Room 315 (ITS Lab), Engineering Building, Portland State University
Course Faculty: Mia Birk, Alta Planning + Design; Peter Koonce, Adjunct Faculty;
and other instructors TBA.
The field of bikeway planning is rapidly evolving. This course will cover the fundamentals of bikeway planning and design through an intensive week of interactive classroom and field experience. It will bring you up to speed on the cutting edge in practice and research and offer valuable skills for your professional life. Instructors will integrate transit access and connections, bridges, trail crossings, and other special features into discussions, while using project examples to highlight practical applications of the principles and techniques covered. Effective education and encouragement programs, including public involvement strategies, will also be discussed.
Topics may include:
- Bicycle and pedestrian master planning
- Bicycle facility design of intersections, crossings, and signals
- Trail design
- Bicycle boulevards
- Data collection
- Bicycle and pedestrian-friendly policy
- Funding opportunities
- Encouragement, education, and enforcement

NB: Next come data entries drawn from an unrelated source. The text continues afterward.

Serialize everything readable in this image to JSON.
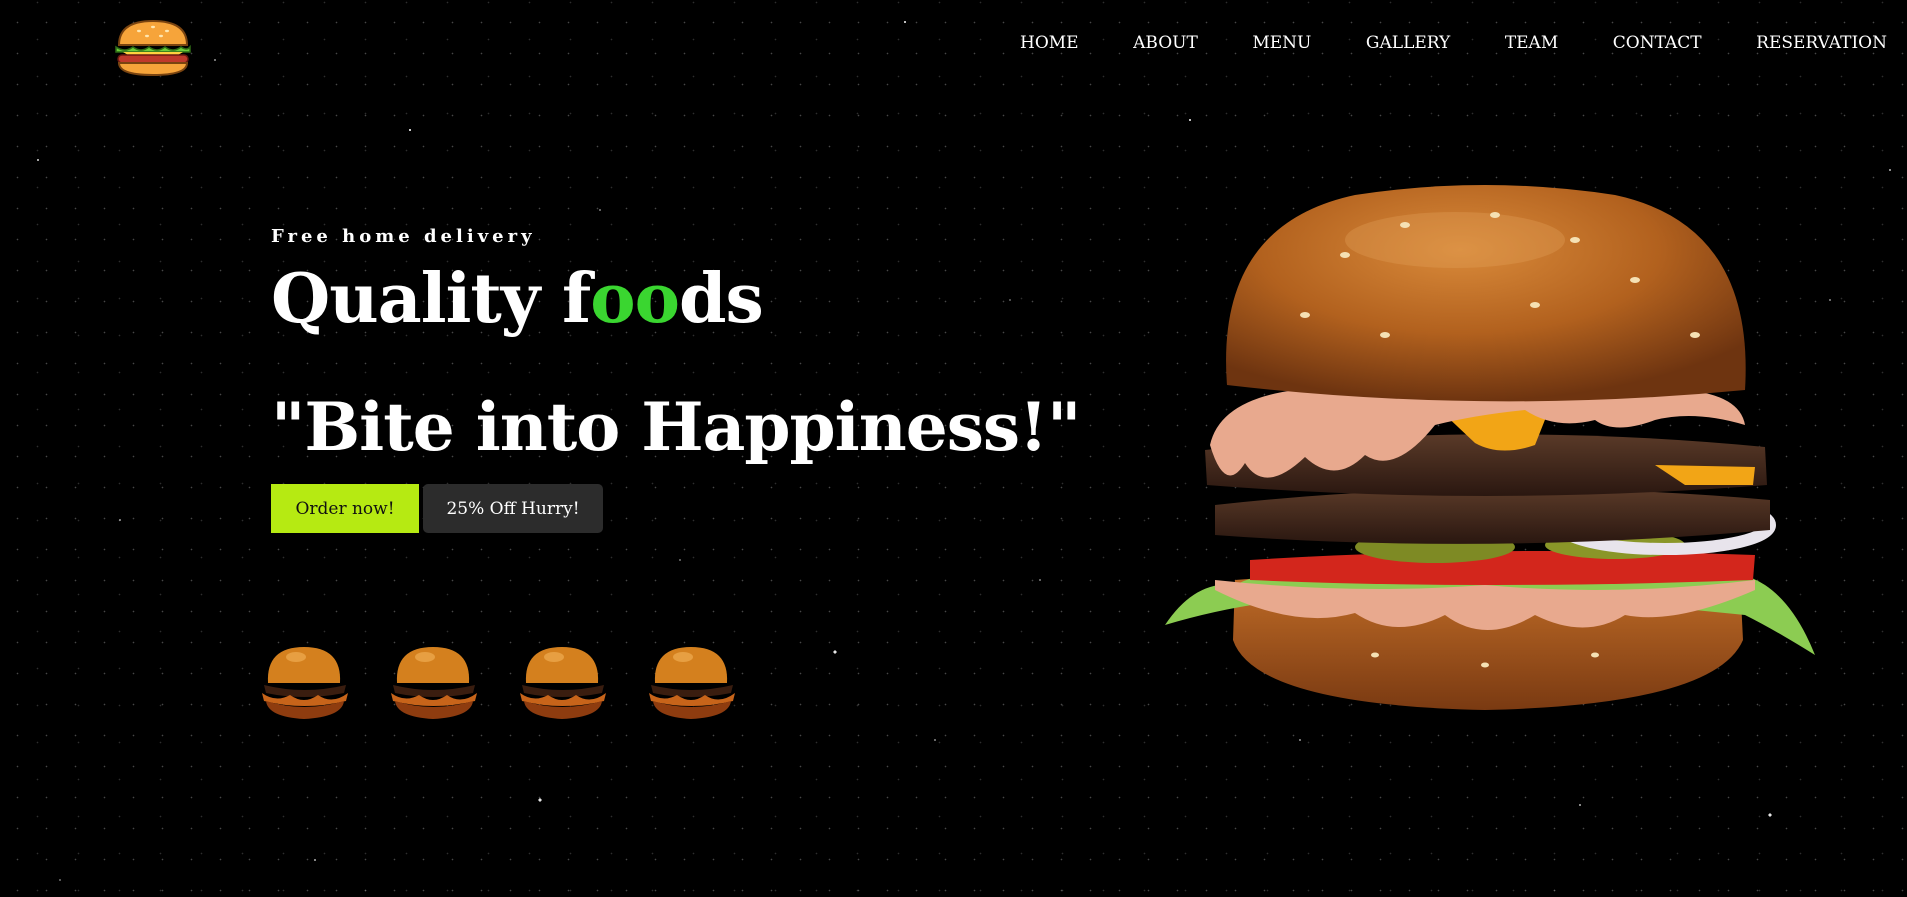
{
  "header": {
    "logo": "burger-logo-icon",
    "nav": [
      {
        "label": "HOME"
      },
      {
        "label": "ABOUT"
      },
      {
        "label": "MENU"
      },
      {
        "label": "GALLERY"
      },
      {
        "label": "TEAM"
      },
      {
        "label": "CONTACT"
      },
      {
        "label": "RESERVATION"
      }
    ]
  },
  "hero": {
    "tagline": "Free home delivery",
    "title_prefix": "Quality f",
    "title_accent": "oo",
    "title_suffix": "ds",
    "slogan": "\"Bite into Happiness!\"",
    "order_button": "Order now!",
    "offer_button": "25% Off Hurry!"
  },
  "gallery_thumbnails": [
    {
      "icon": "burger-thumbnail-icon"
    },
    {
      "icon": "burger-thumbnail-icon"
    },
    {
      "icon": "burger-thumbnail-icon"
    },
    {
      "icon": "burger-thumbnail-icon"
    }
  ],
  "hero_image": {
    "icon": "burger-hero-image"
  },
  "colors": {
    "background": "#000000",
    "accent_green": "#3ad630",
    "button_primary": "#b6ea12",
    "button_secondary": "#2c2c2c",
    "text": "#ffffff"
  }
}
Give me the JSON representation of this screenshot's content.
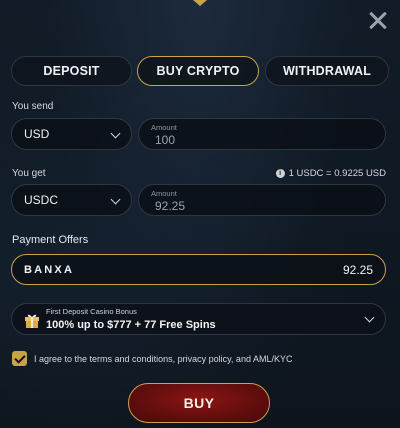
{
  "tabs": {
    "deposit": "DEPOSIT",
    "buy_crypto": "BUY CRYPTO",
    "withdrawal": "WITHDRAWAL",
    "active": "BUY CRYPTO"
  },
  "send": {
    "label": "You send",
    "currency": "USD",
    "amount_caption": "Amount",
    "amount_value": "100"
  },
  "get": {
    "label": "You get",
    "currency": "USDC",
    "amount_caption": "Amount",
    "amount_value": "92.25",
    "rate": "1 USDC = 0.9225 USD"
  },
  "offers": {
    "label": "Payment Offers",
    "provider": "BANXA",
    "price": "92.25"
  },
  "bonus": {
    "caption": "First Deposit Casino Bonus",
    "text": "100% up to $777 + 77 Free Spins"
  },
  "agreement": {
    "checked": true,
    "text": "I agree to the terms and conditions, privacy policy, and AML/KYC"
  },
  "buy_button": "BUY",
  "colors": {
    "gold_accent": "#c9a24a",
    "buy_red": "#8c1414",
    "background": "#121c28"
  },
  "icons": [
    "close-icon",
    "chevron-down-icon",
    "info-icon",
    "gift-icon",
    "check-icon"
  ]
}
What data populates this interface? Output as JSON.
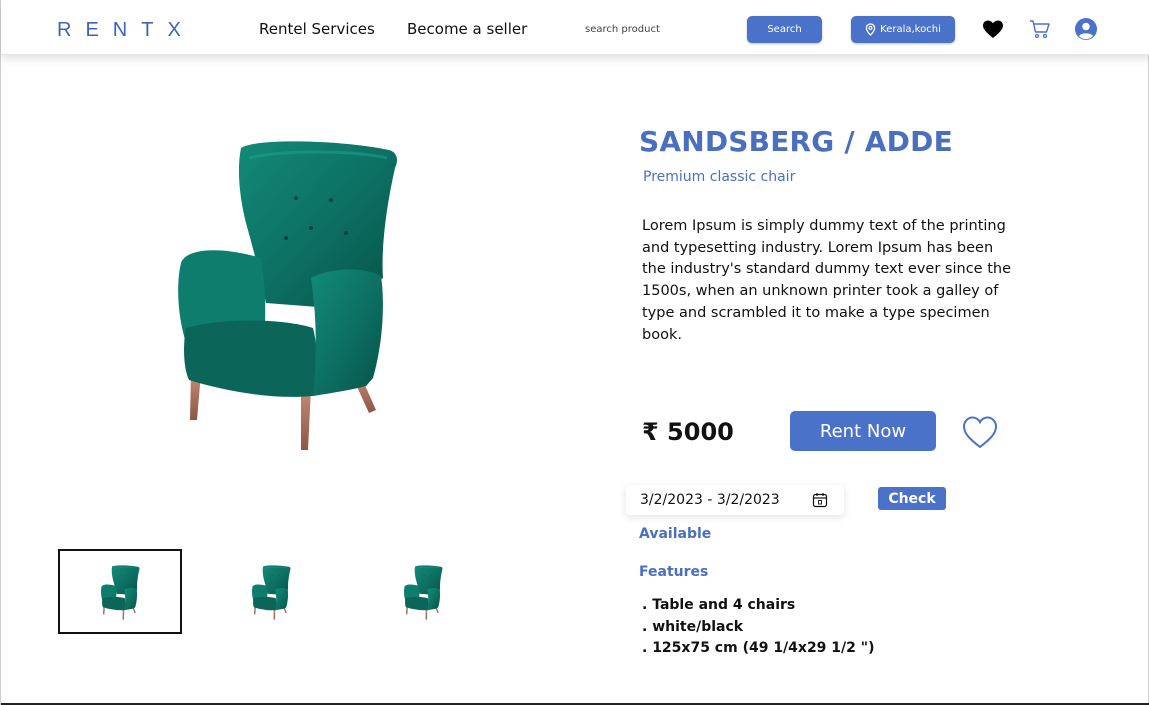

Daily field tours will explore Portland’s “living laboratory” of bicycle facilities to provide first-hand experience of design and operations of facilities and projects discussed in the classroom. There is nothing like actually seeing and riding on a variety of bicycle facility types to facilitate your understanding of their operations and make it easier for you to describe to colleagues and stakeholders back home. The course will begin with Sunday Parkways, Portland's premier open-streets event. Students must be able to bike up to 10 miles a day, and expect mild elevation. Week-long bike rentals are available for $60. Please request the bike rental when registering for the workshop.
Our course faculty provides access to some of the nation’s best expertise built up over a 20-year timeframe. Our instructors work together to present and explain issues from different angles.
Who Should Attend: Urban planners and transportation engineers, policy makers, advocates and others interested in a broad overview of bicycle design, programs, policy and funding. This class best serves people from communities who are working to implement their first major bicycle master plan. This class has more of a planning focus and provides introductory engineering issues.
Registration: The fee for this professional development course is $995. This includes continental breakfast, snacks, lunch, and course materials. The fee does not include travel, lodging or other meals while in Portland.
There are 25 available spots in the course. Registration closes on June 30, 2014 or when 25 participants are registered.
Continuing Education Credits: This 5-day workshop will provide approximately 32 hours of training which equals to 32 CMs or 32 PDHs. IBPI applies to the AICP for Certification Maintenance credit for each course. We will provide an attendance certificate to those who document their professional development hours.
IBPI is pleased to offer a limited number of scholarships for this workshop. We realize that some professionals may not be able to participate due to the lack of travel and training budgets, especially at the local government and non-profit levels. If you would like to apply for a scholarship, please review and complete the application below. Deadline: May 12, 2014 at 4:00 PM.